The Rock and Roll Hall of Famer Neil Young, one of my personal favorites, reports that his U.S. naturalization application has run into issues due to his truthful admissions related to cannabis activities. Neil was born in Canada, and is one of Canada’s greatest rock stars. He has often taken very public positions on U.S. policy, and is basically a living legend, for his music and his activism.
DHS’s U.S. Citizenship and Immigration Services declared in a public policy statement in April 2019 that it would deny naturalization applications for a wide range of marijuana activities. I am just back from the American Immigration Lawyers Association California Chapter’s Conference, where I spoke on this very topic (“Cannabis and Immigration”).
2. Conditional Good Moral Character Bar Applies Regardless of State Law Decriminalizing Marijuana
A number of states and the District of Columbia (D.C.) have enacted laws permitting “medical” or “recreational” use of marijuana. Marijuana, however, remains classified as a “Schedule I” controlled substance under the federal CSA. Schedule I substances have no accepted medical use pursuant to the CSA. Classification of marijuana as a Schedule I controlled substance under federal law means that certain conduct involving marijuana, which is in violation of the CSA, continues to constitute a conditional bar to GMC for naturalization eligibility, even where such activity is not a criminal offense under state law.
Such an offense under federal law may include, but is not limited to, possession, manufacture or production, or distribution or dispensing of marijuana. For example, possession of marijuana for recreational or medical purposes or employment in the marijuana industry may constitute conduct that violates federal controlled substance laws. Depending on the specific facts of the case, these activities, whether established by a conviction or an admission by the applicant, may preclude a finding of GMC for the applicant during the statutory period. An admission must meet the long held requirements for a valid “admission” of an offense. Note that even if an applicant does not have a conviction or make a valid admission to a marijuana-related offense, he or she may be unable to meet the burden of proof to show that he or she has not committed such an offense. (footnotes omitted; emphasis/underlining added).

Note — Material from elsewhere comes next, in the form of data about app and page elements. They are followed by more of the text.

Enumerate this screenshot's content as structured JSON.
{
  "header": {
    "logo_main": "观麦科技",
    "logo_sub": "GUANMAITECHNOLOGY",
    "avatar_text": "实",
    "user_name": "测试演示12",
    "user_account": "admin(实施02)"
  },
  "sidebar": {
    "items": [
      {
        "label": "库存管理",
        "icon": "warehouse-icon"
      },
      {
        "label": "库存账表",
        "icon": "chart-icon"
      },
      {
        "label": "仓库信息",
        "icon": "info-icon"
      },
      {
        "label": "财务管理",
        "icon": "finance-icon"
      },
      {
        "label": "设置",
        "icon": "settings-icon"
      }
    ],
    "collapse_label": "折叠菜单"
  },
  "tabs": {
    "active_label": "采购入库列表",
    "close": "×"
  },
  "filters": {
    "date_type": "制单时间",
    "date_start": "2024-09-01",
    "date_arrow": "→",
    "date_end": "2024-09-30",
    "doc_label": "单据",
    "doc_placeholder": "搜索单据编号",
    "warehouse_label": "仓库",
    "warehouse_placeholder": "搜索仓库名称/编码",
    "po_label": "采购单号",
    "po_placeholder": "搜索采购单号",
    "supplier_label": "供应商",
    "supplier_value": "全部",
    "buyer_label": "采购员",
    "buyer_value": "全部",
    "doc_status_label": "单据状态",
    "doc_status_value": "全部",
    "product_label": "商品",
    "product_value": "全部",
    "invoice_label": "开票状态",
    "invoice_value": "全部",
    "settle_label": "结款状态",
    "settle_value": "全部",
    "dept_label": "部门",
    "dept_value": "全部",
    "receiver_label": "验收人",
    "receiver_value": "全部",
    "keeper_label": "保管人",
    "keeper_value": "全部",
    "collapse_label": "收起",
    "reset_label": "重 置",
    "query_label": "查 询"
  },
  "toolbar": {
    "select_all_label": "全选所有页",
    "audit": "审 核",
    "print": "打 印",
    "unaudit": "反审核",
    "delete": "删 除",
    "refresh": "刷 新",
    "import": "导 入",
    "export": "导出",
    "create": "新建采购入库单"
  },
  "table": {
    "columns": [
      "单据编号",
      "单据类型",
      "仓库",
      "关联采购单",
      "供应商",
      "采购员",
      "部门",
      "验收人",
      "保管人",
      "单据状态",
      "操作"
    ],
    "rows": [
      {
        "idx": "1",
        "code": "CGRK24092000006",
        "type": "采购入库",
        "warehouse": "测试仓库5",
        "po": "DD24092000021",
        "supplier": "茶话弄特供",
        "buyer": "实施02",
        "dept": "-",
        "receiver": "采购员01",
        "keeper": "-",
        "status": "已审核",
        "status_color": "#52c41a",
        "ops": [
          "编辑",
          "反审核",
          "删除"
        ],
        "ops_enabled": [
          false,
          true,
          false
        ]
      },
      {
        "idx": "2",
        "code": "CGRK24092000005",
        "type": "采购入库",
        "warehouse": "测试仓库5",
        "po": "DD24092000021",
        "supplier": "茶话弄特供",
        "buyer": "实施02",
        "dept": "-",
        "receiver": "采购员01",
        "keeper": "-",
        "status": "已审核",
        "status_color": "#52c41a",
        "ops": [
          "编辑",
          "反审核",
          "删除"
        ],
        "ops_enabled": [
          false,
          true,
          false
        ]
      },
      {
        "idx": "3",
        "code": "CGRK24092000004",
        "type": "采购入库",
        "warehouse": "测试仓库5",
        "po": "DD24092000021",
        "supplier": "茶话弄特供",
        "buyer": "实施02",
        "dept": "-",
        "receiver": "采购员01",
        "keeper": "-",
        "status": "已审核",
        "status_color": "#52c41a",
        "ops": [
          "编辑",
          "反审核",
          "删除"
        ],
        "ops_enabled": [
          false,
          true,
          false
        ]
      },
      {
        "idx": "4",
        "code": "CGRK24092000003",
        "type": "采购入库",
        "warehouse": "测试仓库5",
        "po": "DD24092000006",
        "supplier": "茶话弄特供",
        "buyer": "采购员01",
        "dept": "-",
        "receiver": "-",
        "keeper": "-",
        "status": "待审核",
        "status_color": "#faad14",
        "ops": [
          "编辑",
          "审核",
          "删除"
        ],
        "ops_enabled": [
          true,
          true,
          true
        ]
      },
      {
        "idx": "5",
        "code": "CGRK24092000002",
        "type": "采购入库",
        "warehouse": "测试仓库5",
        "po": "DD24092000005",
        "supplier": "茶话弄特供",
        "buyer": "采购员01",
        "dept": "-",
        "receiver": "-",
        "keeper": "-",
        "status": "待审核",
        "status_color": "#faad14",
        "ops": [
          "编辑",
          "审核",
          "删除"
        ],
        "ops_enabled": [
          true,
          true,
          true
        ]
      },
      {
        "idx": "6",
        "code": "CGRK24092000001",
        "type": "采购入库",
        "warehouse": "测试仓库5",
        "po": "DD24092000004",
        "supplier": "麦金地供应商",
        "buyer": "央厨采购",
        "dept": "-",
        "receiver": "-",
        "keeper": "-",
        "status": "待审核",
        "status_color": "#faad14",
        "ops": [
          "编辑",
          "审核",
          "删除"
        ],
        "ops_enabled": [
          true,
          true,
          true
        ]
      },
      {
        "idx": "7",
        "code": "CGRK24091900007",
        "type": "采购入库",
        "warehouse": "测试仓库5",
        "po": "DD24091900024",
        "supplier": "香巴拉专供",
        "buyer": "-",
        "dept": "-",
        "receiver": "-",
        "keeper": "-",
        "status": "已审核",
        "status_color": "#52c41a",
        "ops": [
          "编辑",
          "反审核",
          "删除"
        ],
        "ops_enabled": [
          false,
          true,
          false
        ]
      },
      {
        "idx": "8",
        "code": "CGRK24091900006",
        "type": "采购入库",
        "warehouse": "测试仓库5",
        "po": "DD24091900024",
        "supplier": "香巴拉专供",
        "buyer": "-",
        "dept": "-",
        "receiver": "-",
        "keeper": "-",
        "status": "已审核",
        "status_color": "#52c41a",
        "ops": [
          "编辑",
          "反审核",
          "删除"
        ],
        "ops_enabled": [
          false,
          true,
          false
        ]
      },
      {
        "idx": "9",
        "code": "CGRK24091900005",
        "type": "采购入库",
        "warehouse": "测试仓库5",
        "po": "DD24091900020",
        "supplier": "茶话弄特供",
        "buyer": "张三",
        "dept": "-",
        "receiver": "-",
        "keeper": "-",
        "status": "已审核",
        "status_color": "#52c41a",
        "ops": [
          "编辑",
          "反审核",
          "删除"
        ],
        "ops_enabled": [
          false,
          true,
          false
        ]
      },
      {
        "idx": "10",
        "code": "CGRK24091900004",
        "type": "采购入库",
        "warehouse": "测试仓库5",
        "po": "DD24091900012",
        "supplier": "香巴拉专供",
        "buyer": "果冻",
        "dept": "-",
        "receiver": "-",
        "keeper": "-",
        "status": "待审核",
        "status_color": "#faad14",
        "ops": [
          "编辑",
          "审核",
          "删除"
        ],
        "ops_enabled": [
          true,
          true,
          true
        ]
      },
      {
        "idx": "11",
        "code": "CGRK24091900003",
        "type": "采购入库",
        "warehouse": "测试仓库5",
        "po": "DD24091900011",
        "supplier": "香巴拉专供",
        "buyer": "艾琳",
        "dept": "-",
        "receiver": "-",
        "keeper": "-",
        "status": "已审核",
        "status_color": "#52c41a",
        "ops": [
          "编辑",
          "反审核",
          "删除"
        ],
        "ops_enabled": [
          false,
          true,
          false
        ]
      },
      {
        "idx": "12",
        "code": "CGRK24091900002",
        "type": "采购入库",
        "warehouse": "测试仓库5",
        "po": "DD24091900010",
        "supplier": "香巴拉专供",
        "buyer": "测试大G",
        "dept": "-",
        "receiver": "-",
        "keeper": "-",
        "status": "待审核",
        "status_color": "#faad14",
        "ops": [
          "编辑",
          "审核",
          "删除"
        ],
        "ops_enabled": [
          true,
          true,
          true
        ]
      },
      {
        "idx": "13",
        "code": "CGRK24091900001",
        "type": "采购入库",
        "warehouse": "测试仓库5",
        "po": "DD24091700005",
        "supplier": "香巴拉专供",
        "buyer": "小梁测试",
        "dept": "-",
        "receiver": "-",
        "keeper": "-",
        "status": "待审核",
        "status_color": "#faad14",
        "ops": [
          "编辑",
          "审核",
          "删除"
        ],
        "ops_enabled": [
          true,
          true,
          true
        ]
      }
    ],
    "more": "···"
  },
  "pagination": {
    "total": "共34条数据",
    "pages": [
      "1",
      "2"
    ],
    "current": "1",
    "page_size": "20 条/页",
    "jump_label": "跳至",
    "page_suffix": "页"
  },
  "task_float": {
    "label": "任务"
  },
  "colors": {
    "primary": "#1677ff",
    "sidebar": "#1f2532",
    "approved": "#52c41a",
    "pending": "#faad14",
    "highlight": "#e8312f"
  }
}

This position, and Neil’s situation, is exactly why I am interested and writing about this topic. It is disingenuous for the Federal Government to turn cannabis use or legal employment into a good moral character issue, while the Federal Government openly permits States to operate legal marijuana industries. This is a justice issue.
In my view, the government’s policy here is nothing less than another unconscionable attack against immigrants, their families, and their employers. The issue has not received enough attention in the U.S. Anyone who has been paying attention knows that this Administration has been incredibly hard on immigrants, and this is just one more example.
Seriously. Everyone in legalized states knows elderly persons who are going to dispensaries to purchase marijuana products. It is headline news. In Washington State, where I am at, legal cannabis shops are highly visible in almost every town, and advertised via road signs and media. Cannabis is big business, and people are looking to invest. Professionals legally help these businesses. And then there’s the AARP, which just ran a cover story in their monthly periodical, discussing at length the pros and cons of marijuana use. This being Veteran’s Day, I’ll also mention the returning veteran who purchases such products to help with their post-traumatic stress. Over half the States have moved towards legalization in one way or another. Canada legalized nationally last year. Activities related to legalization are not good moral character issues.
I am not saying everyone should go out and use marijuana. That is a very personal decision. What I am saying is wrong—absolutely wrong –is to label marijuana possession and other state-legal activities as good moral character defects, in such a permissive environment. I would never call my friends and relatives who have purchased such products legally persons of bad moral character. Most of the people I know who have are actually over the age of 50, and are more interested in purchasing cannabis products to help with sleep or pain.
The Government should strike this guidance, because it is just too broad, and not really all that helpful to adjudicators for assessing good moral character. Perhaps the Courts will do so, as so many things on immigration end up there these days, due to rushed and reckless policy positions taken up by the government.
Neil’s situation reminds me of way back in the 1970s, when he released “Southern Man,” and Lynyrd Skynrd issued its famous retort, “Sweet Home Alabama”, where the late Ronnie Van Zant sings, “Well, I hope Neil Young will remember, A southern man don’t need him around anyhow.”
Times change. So they have with cannabis. I think the United States should be glad to have Neil Young around, and I’m glad to see he’s publicly calling attention to his immigration issue.